Ref Volumes: 1386-1421
- 1. F.C. Cass, South Mimms, 70-85; VCH Herts. ii. 155, 270.
- 2. Cass, 70-85; see also S.L. Thrupp, Merchant Class Med. London, 342-4 for an outline of the Frowyk genealogy.
- 3. PCC 13 Rous; VCH Herts. ii. 155, 270; Cass, 70-85; EHR, xlix. 638; Arch. Jnl. xliv. 74.
- 4. C143/448/26; CP25(1)152/89/40, 90/55, 66, 91/92, 98; CPR, 1422-9, p. 534; Corporation of London RO, hr 144/42, 154/3, 5, 71, 156/19, 33, 163/46, 166/24-25, 168/18-19, 178/1; Cart. St. Bartholomew’s Hosp. ed. Kerling, 1134-5, 1138-42; CCR, 1422-9, pp. 56, 58, 382, 389, 400, 438; 1429-35, pp. 124, 126-7; 1435-41, pp. 254, 273; 1447-54, p. 301.
- 5. C1/26/368; CCR, 1422-9, p. 209.
- 6. C219/12/4-6, 13/2-4, 14/1-2, 15/1-2 (in Dec. 1421 and 1429 he went surety, with his half-brother, Sir Thomas Charlton, for the shire knights elected).
- 7. Cass, 70-85; J. Amundesham, Chron. S. Albani ed. Riley, i. 64.
- 8. CPR, 1429-36, pp. 318 408; PPC, iv. 329.
- 9. Edmonton Hundred Hist. Soc. n.s. xxvii. 12; C143/450/30; VCH Mdx. v. 299; PCC 13 Rous.

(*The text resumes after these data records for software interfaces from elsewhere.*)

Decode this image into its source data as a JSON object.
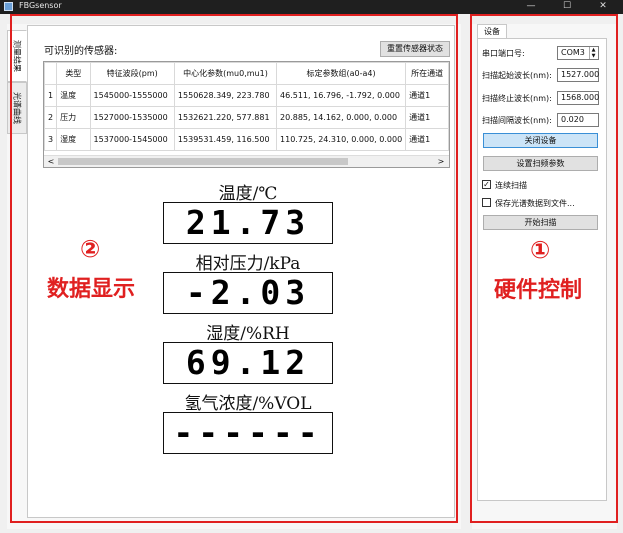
{
  "window": {
    "title": "FBGsensor",
    "minimize_glyph": "—",
    "maximize_glyph": "☐",
    "close_glyph": "✕"
  },
  "left_tabs": [
    {
      "label": "测量结果"
    },
    {
      "label": "光谱曲线"
    }
  ],
  "sensors_panel": {
    "title": "可识别的传感器:",
    "reset_button": "重置传感器状态",
    "columns": [
      "",
      "类型",
      "特征波段(pm)",
      "中心化参数(mu0,mu1)",
      "标定参数组(a0-a4)",
      "所在通道"
    ],
    "rows": [
      [
        "1",
        "温度",
        "1545000-1555000",
        "1550628.349, 223.780",
        "46.511, 16.796, -1.792, 0.000",
        "通道1"
      ],
      [
        "2",
        "压力",
        "1527000-1535000",
        "1532621.220, 577.881",
        "20.885, 14.162, 0.000, 0.000",
        "通道1"
      ],
      [
        "3",
        "湿度",
        "1537000-1545000",
        "1539531.459, 116.500",
        "110.725, 24.310, 0.000, 0.000",
        "通道1"
      ]
    ],
    "scroll_left": "<",
    "scroll_right": ">"
  },
  "readouts": [
    {
      "label": "温度/℃",
      "value": "21.73"
    },
    {
      "label": "相对压力/kPa",
      "value": "-2.03"
    },
    {
      "label": "湿度/%RH",
      "value": "69.12"
    },
    {
      "label": "氢气浓度/%VOL",
      "value": "------"
    }
  ],
  "device_panel": {
    "tab": "设备",
    "port_label": "串口端口号:",
    "port_value": "COM3",
    "start_wl_label": "扫描起始波长(nm):",
    "start_wl_value": "1527.000",
    "end_wl_label": "扫描终止波长(nm):",
    "end_wl_value": "1568.000",
    "step_label": "扫描间隔波长(nm):",
    "step_value": "0.020",
    "close_device_button": "关闭设备",
    "set_params_button": "设置扫频参数",
    "continuous_scan_label": "连续扫描",
    "continuous_scan_checked": true,
    "save_spectrum_label": "保存光谱数据到文件...",
    "save_spectrum_checked": false,
    "start_scan_button": "开始扫描"
  },
  "annotations": {
    "left_number": "②",
    "left_text": "数据显示",
    "right_number": "①",
    "right_text": "硬件控制",
    "color": "#e02020"
  }
}
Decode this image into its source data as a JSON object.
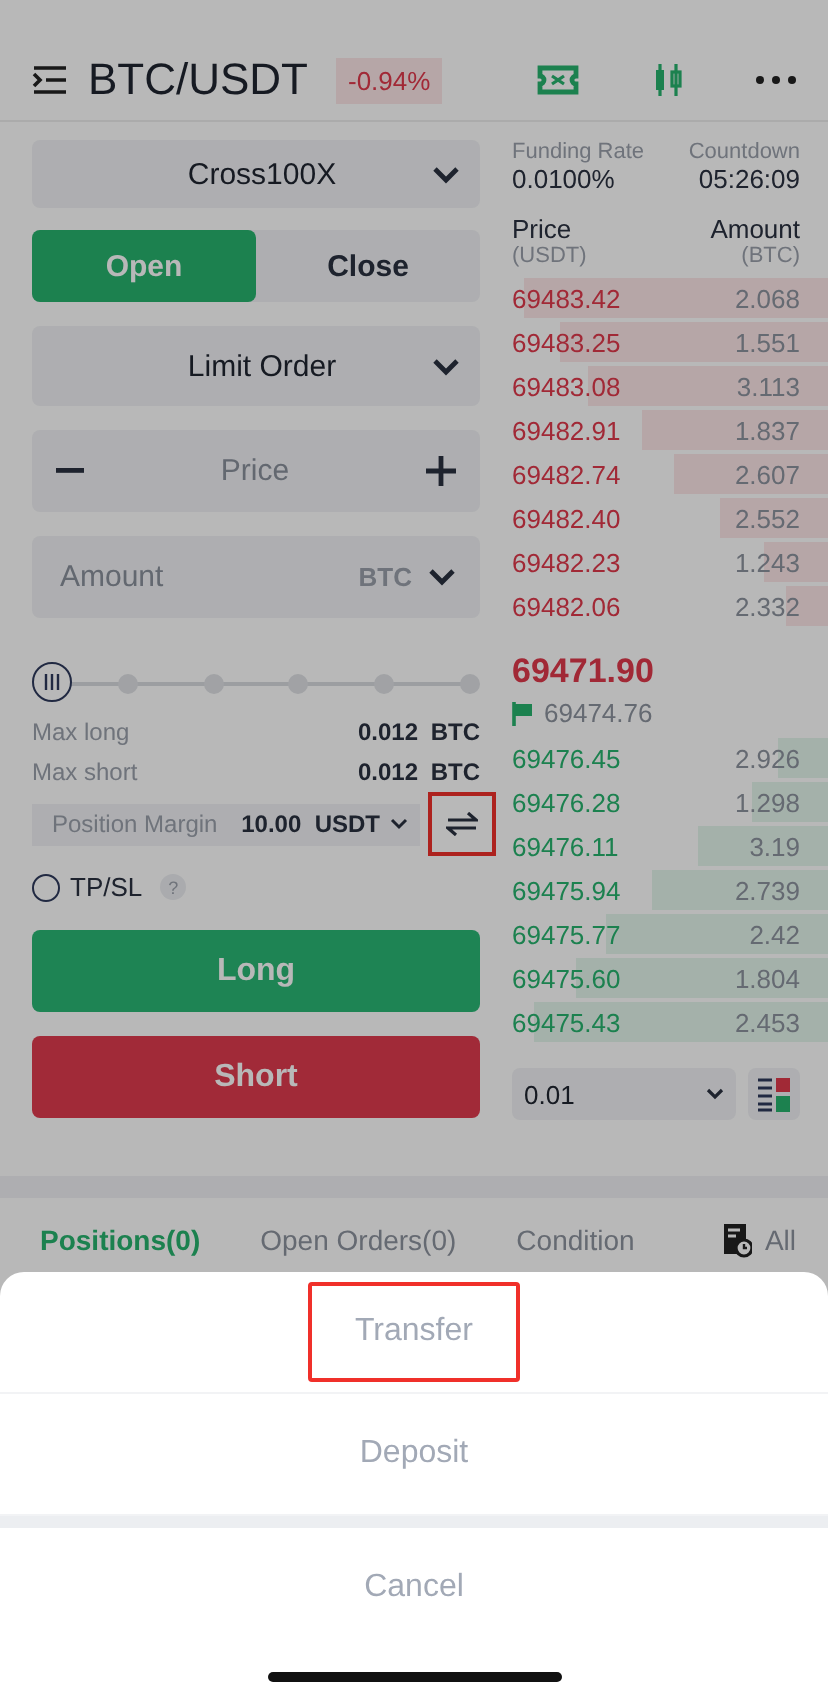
{
  "header": {
    "pair": "BTC/USDT",
    "change": "-0.94%"
  },
  "margin_mode": {
    "value": "Cross100X"
  },
  "side_tabs": [
    {
      "label": "Open",
      "selected": true
    },
    {
      "label": "Close",
      "selected": false
    }
  ],
  "order_type": {
    "value": "Limit Order"
  },
  "price_field": {
    "placeholder": "Price"
  },
  "amount_field": {
    "placeholder": "Amount",
    "unit": "BTC"
  },
  "leverage_slider": {
    "level": 0
  },
  "max_long": {
    "label": "Max long",
    "value": "0.012",
    "unit": "BTC"
  },
  "max_short": {
    "label": "Max short",
    "value": "0.012",
    "unit": "BTC"
  },
  "position_margin": {
    "label": "Position Margin",
    "value": "10.00",
    "unit": "USDT"
  },
  "transfer_button": {
    "highlighted": true
  },
  "tpsl": {
    "label": "TP/SL",
    "checked": false,
    "help": "?"
  },
  "actions": [
    {
      "label": "Long",
      "kind": "long"
    },
    {
      "label": "Short",
      "kind": "short"
    }
  ],
  "funding": {
    "label": "Funding Rate",
    "value": "0.0100%"
  },
  "countdown": {
    "label": "Countdown",
    "value": "05:26:09"
  },
  "book": {
    "price_label": "Price",
    "price_unit": "(USDT)",
    "amount_label": "Amount",
    "amount_unit": "(BTC)",
    "asks": [
      {
        "price": "69483.42",
        "amount": "2.068"
      },
      {
        "price": "69483.25",
        "amount": "1.551"
      },
      {
        "price": "69483.08",
        "amount": "3.113"
      },
      {
        "price": "69482.91",
        "amount": "1.837"
      },
      {
        "price": "69482.74",
        "amount": "2.607"
      },
      {
        "price": "69482.40",
        "amount": "2.552"
      },
      {
        "price": "69482.23",
        "amount": "1.243"
      },
      {
        "price": "69482.06",
        "amount": "2.332"
      }
    ],
    "last_price": "69471.90",
    "mark_price": "69474.76",
    "bids": [
      {
        "price": "69476.45",
        "amount": "2.926"
      },
      {
        "price": "69476.28",
        "amount": "1.298"
      },
      {
        "price": "69476.11",
        "amount": "3.19"
      },
      {
        "price": "69475.94",
        "amount": "2.739"
      },
      {
        "price": "69475.77",
        "amount": "2.42"
      },
      {
        "price": "69475.60",
        "amount": "1.804"
      },
      {
        "price": "69475.43",
        "amount": "2.453"
      }
    ],
    "precision": "0.01"
  },
  "bottom_tabs": [
    {
      "label": "Positions(0)",
      "selected": true
    },
    {
      "label": "Open Orders(0)",
      "selected": false
    },
    {
      "label": "Condition",
      "selected": false
    }
  ],
  "filter": {
    "label": "All"
  },
  "sheet": {
    "options": [
      {
        "label": "Transfer",
        "highlighted": true
      },
      {
        "label": "Deposit",
        "highlighted": false
      }
    ],
    "cancel": "Cancel"
  }
}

- 10. Amundesham, ii. 279-80; CPR, 1441-6, p. 272; Cass, 75-80; HP, ed. Wedgwood 1439-1509, Biogs. 357-8.